*** Opening of DATA RECORDS ***

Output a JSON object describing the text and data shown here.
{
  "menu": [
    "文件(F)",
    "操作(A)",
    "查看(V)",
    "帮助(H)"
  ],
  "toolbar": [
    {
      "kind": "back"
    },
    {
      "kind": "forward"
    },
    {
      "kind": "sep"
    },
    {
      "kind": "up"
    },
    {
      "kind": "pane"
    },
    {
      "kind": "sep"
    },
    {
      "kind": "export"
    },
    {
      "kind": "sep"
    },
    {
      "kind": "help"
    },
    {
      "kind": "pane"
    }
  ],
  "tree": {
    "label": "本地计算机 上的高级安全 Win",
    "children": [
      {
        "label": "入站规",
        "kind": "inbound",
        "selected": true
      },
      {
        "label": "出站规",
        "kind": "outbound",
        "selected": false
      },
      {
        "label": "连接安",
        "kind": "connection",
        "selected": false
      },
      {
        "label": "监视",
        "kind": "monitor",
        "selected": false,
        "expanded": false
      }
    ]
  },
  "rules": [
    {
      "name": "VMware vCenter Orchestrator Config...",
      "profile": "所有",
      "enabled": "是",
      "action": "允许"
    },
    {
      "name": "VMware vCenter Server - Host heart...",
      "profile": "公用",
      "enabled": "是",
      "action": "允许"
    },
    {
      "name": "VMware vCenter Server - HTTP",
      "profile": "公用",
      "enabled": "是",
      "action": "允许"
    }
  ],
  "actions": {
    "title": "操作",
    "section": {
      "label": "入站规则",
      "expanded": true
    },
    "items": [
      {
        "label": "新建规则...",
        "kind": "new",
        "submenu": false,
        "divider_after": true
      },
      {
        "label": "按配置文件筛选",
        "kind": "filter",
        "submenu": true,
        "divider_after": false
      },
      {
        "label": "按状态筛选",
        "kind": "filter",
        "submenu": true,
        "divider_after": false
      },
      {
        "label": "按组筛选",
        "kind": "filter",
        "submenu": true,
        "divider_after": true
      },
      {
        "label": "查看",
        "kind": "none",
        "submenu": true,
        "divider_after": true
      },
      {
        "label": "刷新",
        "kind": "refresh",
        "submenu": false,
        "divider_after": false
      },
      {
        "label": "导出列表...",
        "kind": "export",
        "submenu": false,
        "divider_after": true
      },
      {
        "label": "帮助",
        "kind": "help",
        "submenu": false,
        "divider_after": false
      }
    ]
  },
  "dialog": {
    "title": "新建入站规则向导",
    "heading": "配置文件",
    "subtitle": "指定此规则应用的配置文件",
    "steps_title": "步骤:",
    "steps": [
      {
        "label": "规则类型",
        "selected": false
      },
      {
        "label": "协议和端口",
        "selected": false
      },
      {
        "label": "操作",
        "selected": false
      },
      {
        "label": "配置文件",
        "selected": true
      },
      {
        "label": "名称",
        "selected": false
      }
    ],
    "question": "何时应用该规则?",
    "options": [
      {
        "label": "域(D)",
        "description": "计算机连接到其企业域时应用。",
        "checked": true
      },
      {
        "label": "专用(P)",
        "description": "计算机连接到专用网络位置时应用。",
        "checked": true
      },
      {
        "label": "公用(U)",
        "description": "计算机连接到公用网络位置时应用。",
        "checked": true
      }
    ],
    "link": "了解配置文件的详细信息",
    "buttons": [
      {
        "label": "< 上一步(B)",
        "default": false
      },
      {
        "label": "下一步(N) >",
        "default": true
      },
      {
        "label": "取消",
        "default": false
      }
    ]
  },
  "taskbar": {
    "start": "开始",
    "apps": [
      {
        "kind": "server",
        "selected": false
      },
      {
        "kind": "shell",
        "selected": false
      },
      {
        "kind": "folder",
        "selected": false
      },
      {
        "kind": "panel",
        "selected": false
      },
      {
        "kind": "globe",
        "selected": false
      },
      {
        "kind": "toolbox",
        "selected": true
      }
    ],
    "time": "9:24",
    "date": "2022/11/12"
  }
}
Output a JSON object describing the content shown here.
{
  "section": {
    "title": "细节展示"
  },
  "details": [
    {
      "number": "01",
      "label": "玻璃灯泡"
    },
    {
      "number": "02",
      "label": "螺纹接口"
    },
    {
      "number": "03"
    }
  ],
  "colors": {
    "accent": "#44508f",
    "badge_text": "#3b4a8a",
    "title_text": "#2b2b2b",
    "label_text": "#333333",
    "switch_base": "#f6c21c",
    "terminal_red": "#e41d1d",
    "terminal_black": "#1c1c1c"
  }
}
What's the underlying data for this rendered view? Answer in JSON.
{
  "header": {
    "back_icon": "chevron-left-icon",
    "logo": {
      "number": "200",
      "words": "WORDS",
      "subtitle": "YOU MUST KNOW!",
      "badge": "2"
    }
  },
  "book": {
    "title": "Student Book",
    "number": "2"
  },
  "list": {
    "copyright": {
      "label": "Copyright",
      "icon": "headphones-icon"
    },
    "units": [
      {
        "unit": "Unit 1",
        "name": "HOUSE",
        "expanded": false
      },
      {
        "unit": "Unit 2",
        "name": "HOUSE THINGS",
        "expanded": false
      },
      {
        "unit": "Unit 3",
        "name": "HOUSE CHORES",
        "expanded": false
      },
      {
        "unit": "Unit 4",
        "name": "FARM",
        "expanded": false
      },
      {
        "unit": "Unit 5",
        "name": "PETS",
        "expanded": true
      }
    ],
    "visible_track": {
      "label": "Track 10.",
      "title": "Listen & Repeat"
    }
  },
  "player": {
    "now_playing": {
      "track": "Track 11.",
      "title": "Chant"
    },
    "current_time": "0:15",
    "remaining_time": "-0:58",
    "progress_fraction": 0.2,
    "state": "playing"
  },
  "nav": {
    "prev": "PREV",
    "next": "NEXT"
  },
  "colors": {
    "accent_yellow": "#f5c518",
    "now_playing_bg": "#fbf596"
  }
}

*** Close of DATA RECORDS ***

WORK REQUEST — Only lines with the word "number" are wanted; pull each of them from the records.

RESPONSE TO THIS EXERCISE —
      "number": "01",
      "number": "02",
      "number": "03"
      "number": "200",
    "number": "2"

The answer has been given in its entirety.